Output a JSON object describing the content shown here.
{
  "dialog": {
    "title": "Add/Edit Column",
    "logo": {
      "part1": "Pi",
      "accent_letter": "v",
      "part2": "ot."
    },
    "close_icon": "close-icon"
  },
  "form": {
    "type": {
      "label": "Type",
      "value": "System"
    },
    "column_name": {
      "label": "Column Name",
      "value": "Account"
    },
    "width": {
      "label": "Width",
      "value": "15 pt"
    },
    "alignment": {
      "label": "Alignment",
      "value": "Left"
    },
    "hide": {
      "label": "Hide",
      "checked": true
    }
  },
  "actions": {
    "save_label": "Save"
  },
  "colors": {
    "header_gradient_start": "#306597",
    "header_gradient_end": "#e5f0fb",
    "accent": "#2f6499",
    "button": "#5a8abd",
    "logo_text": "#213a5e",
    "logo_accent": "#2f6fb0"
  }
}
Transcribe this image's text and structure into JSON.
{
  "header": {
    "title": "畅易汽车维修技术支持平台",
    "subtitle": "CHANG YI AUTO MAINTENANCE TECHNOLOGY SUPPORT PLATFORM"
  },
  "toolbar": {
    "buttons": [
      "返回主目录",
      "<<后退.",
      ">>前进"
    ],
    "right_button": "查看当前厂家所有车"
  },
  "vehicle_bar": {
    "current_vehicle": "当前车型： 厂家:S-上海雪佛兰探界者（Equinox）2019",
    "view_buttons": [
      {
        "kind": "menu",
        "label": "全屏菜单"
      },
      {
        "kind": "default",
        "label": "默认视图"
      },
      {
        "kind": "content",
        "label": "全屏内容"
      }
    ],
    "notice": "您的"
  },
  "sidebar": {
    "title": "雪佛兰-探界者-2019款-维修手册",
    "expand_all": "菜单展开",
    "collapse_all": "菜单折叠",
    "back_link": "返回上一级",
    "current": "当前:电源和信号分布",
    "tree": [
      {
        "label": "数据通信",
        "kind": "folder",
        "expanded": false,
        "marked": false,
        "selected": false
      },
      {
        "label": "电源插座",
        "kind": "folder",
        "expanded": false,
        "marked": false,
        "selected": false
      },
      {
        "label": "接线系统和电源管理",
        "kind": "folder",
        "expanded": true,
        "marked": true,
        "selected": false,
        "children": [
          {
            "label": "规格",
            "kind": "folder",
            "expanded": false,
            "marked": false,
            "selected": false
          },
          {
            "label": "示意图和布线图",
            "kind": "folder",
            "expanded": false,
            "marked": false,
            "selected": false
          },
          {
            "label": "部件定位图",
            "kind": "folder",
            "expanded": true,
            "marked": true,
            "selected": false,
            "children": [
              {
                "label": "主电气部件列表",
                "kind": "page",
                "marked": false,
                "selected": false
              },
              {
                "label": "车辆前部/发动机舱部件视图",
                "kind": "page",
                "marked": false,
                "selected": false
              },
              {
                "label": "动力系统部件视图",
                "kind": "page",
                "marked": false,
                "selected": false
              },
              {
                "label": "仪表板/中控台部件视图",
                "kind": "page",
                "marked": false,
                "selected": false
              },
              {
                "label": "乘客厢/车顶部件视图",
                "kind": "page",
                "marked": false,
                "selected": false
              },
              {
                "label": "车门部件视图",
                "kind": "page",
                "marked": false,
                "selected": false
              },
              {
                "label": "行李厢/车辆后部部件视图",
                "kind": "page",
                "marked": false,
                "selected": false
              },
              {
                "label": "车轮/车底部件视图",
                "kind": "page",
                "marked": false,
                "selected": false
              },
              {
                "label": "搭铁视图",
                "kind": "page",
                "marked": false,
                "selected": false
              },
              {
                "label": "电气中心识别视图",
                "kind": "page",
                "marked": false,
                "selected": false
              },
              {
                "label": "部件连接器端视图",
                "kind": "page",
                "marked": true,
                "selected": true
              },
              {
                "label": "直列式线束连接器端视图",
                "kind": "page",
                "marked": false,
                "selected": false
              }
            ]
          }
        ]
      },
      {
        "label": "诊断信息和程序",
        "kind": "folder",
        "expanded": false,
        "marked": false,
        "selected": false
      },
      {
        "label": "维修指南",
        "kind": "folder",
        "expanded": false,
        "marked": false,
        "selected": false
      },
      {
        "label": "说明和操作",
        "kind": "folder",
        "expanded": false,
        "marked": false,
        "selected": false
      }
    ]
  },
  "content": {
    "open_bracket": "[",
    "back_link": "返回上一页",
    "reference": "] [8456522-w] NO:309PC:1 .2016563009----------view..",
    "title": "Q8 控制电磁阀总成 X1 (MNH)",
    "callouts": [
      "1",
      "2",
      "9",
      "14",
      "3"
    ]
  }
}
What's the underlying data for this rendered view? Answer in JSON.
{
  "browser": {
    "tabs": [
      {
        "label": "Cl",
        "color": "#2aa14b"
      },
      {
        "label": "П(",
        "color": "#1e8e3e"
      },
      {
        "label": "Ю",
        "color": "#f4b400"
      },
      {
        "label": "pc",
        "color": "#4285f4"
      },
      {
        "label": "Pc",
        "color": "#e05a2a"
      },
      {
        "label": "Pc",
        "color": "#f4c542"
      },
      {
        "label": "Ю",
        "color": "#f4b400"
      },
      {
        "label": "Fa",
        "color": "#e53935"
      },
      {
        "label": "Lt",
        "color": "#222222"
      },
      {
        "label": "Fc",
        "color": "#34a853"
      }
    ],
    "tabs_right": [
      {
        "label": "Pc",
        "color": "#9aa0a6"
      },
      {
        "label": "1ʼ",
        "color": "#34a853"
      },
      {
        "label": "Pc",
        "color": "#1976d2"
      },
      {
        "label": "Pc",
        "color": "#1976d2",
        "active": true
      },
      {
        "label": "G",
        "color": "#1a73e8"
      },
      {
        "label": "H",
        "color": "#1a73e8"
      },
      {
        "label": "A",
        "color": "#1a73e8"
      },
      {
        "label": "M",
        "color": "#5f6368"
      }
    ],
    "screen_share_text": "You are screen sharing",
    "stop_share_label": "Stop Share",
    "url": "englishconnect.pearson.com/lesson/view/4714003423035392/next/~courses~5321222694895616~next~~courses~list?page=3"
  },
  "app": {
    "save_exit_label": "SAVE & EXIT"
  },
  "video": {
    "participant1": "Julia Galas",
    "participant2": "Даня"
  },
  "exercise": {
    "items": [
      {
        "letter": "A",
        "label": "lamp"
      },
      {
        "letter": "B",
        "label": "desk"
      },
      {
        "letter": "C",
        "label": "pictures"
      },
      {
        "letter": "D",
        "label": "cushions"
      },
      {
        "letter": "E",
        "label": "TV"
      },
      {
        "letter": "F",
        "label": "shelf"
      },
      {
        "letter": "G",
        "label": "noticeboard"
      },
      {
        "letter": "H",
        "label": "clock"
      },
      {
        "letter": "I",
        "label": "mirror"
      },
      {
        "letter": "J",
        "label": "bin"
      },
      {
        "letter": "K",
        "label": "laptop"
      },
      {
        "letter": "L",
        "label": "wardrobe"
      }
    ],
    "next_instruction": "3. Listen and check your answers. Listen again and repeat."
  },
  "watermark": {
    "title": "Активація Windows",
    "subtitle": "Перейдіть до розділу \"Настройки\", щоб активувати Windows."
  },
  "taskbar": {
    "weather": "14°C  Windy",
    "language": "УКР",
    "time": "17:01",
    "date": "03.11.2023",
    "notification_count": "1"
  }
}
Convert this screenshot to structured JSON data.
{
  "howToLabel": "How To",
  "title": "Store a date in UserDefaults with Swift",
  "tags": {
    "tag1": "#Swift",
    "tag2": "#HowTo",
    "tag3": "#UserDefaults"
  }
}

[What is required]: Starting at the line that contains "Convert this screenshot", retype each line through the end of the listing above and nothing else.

[Written answer]:
Convert this screenshot to structured JSON data.
{
  "howToLabel": "How To",
  "title": "Store a date in UserDefaults with Swift",
  "tags": {
    "tag1": "#Swift",
    "tag2": "#HowTo",
    "tag3": "#UserDefaults"
  }
}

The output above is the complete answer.